Directions for this task
Your task is to set down the records below again, exactly.

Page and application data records
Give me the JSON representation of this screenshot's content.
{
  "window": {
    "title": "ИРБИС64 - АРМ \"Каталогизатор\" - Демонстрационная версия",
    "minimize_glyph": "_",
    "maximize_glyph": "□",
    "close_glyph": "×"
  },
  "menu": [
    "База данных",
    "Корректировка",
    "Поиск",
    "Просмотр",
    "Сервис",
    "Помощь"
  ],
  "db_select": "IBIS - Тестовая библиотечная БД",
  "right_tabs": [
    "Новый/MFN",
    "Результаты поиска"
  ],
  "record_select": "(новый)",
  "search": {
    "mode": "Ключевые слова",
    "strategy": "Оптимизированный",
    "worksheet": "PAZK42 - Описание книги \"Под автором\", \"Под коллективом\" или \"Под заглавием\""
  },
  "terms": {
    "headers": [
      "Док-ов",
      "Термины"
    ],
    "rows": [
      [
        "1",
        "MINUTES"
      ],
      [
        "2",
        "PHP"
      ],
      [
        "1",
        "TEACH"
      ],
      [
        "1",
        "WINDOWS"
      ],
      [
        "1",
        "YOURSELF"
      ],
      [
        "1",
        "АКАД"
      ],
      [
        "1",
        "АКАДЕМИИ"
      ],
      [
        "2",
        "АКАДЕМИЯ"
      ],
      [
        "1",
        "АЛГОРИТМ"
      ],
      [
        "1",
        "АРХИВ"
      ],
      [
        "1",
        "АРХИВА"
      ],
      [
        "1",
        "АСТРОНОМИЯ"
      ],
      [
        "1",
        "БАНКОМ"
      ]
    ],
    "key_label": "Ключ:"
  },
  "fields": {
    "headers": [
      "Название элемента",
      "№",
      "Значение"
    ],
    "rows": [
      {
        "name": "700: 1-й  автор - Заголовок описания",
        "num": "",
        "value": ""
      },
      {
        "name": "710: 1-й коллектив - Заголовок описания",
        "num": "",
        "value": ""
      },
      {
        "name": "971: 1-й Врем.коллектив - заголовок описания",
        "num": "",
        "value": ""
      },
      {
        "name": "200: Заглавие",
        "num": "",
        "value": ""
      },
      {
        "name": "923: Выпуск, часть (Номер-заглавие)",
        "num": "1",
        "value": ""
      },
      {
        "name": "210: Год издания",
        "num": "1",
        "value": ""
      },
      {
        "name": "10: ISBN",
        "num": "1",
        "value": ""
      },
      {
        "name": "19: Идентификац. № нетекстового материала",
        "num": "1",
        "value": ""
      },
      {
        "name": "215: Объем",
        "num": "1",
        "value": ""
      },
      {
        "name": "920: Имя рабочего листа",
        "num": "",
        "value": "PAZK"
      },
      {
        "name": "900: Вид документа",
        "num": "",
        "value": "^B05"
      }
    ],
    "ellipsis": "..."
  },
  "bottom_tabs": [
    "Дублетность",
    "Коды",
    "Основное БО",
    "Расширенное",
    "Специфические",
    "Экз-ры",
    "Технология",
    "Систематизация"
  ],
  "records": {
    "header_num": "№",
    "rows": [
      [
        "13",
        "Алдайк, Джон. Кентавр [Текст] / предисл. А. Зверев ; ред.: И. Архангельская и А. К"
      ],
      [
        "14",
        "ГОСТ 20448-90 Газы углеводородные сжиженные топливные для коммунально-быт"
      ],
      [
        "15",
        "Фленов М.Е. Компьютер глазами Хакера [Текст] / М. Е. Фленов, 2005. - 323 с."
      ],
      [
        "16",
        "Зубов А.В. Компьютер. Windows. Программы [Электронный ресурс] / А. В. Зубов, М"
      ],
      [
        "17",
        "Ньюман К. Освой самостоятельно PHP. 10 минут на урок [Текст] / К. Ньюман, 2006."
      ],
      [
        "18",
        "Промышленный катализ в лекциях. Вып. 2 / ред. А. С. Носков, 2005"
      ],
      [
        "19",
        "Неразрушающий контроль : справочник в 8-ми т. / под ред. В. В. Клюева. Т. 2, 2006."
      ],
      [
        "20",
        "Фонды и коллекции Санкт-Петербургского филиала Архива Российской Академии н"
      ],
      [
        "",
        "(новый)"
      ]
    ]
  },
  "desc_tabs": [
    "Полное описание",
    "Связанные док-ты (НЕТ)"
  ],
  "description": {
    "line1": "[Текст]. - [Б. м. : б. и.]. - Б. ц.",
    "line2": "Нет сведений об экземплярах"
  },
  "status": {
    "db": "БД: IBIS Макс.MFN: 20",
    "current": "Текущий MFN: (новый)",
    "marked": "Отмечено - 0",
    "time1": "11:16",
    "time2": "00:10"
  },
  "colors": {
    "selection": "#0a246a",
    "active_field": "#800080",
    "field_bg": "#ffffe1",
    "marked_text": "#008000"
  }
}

Task answer
Give me the JSON representation of this screenshot's content.
{
  "window": {
    "title": "ИРБИС64 - АРМ \"Каталогизатор\" - Демонстрационная версия",
    "minimize_glyph": "_",
    "maximize_glyph": "□",
    "close_glyph": "×"
  },
  "menu": [
    "База данных",
    "Корректировка",
    "Поиск",
    "Просмотр",
    "Сервис",
    "Помощь"
  ],
  "db_select": "IBIS - Тестовая библиотечная БД",
  "right_tabs": [
    "Новый/MFN",
    "Результаты поиска"
  ],
  "record_select": "(новый)",
  "search": {
    "mode": "Ключевые слова",
    "strategy": "Оптимизированный",
    "worksheet": "PAZK42 - Описание книги \"Под автором\", \"Под коллективом\" или \"Под заглавием\""
  },
  "terms": {
    "headers": [
      "Док-ов",
      "Термины"
    ],
    "rows": [
      [
        "1",
        "MINUTES"
      ],
      [
        "2",
        "PHP"
      ],
      [
        "1",
        "TEACH"
      ],
      [
        "1",
        "WINDOWS"
      ],
      [
        "1",
        "YOURSELF"
      ],
      [
        "1",
        "АКАД"
      ],
      [
        "1",
        "АКАДЕМИИ"
      ],
      [
        "2",
        "АКАДЕМИЯ"
      ],
      [
        "1",
        "АЛГОРИТМ"
      ],
      [
        "1",
        "АРХИВ"
      ],
      [
        "1",
        "АРХИВА"
      ],
      [
        "1",
        "АСТРОНОМИЯ"
      ],
      [
        "1",
        "БАНКОМ"
      ]
    ],
    "key_label": "Ключ:"
  },
  "fields": {
    "headers": [
      "Название элемента",
      "№",
      "Значение"
    ],
    "rows": [
      {
        "name": "700: 1-й  автор - Заголовок описания",
        "num": "",
        "value": ""
      },
      {
        "name": "710: 1-й коллектив - Заголовок описания",
        "num": "",
        "value": ""
      },
      {
        "name": "971: 1-й Врем.коллектив - заголовок описания",
        "num": "",
        "value": ""
      },
      {
        "name": "200: Заглавие",
        "num": "",
        "value": ""
      },
      {
        "name": "923: Выпуск, часть (Номер-заглавие)",
        "num": "1",
        "value": ""
      },
      {
        "name": "210: Год издания",
        "num": "1",
        "value": ""
      },
      {
        "name": "10: ISBN",
        "num": "1",
        "value": ""
      },
      {
        "name": "19: Идентификац. № нетекстового материала",
        "num": "1",
        "value": ""
      },
      {
        "name": "215: Объем",
        "num": "1",
        "value": ""
      },
      {
        "name": "920: Имя рабочего листа",
        "num": "",
        "value": "PAZK"
      },
      {
        "name": "900: Вид документа",
        "num": "",
        "value": "^B05"
      }
    ],
    "ellipsis": "..."
  },
  "bottom_tabs": [
    "Дублетность",
    "Коды",
    "Основное БО",
    "Расширенное",
    "Специфические",
    "Экз-ры",
    "Технология",
    "Систематизация"
  ],
  "records": {
    "header_num": "№",
    "rows": [
      [
        "13",
        "Алдайк, Джон. Кентавр [Текст] / предисл. А. Зверев ; ред.: И. Архангельская и А. К"
      ],
      [
        "14",
        "ГОСТ 20448-90 Газы углеводородные сжиженные топливные для коммунально-быт"
      ],
      [
        "15",
        "Фленов М.Е. Компьютер глазами Хакера [Текст] / М. Е. Фленов, 2005. - 323 с."
      ],
      [
        "16",
        "Зубов А.В. Компьютер. Windows. Программы [Электронный ресурс] / А. В. Зубов, М"
      ],
      [
        "17",
        "Ньюман К. Освой самостоятельно PHP. 10 минут на урок [Текст] / К. Ньюман, 2006."
      ],
      [
        "18",
        "Промышленный катализ в лекциях. Вып. 2 / ред. А. С. Носков, 2005"
      ],
      [
        "19",
        "Неразрушающий контроль : справочник в 8-ми т. / под ред. В. В. Клюева. Т. 2, 2006."
      ],
      [
        "20",
        "Фонды и коллекции Санкт-Петербургского филиала Архива Российской Академии н"
      ],
      [
        "",
        "(новый)"
      ]
    ]
  },
  "desc_tabs": [
    "Полное описание",
    "Связанные док-ты (НЕТ)"
  ],
  "description": {
    "line1": "[Текст]. - [Б. м. : б. и.]. - Б. ц.",
    "line2": "Нет сведений об экземплярах"
  },
  "status": {
    "db": "БД: IBIS Макс.MFN: 20",
    "current": "Текущий MFN: (новый)",
    "marked": "Отмечено - 0",
    "time1": "11:16",
    "time2": "00:10"
  },
  "colors": {
    "selection": "#0a246a",
    "active_field": "#800080",
    "field_bg": "#ffffe1",
    "marked_text": "#008000"
  }
}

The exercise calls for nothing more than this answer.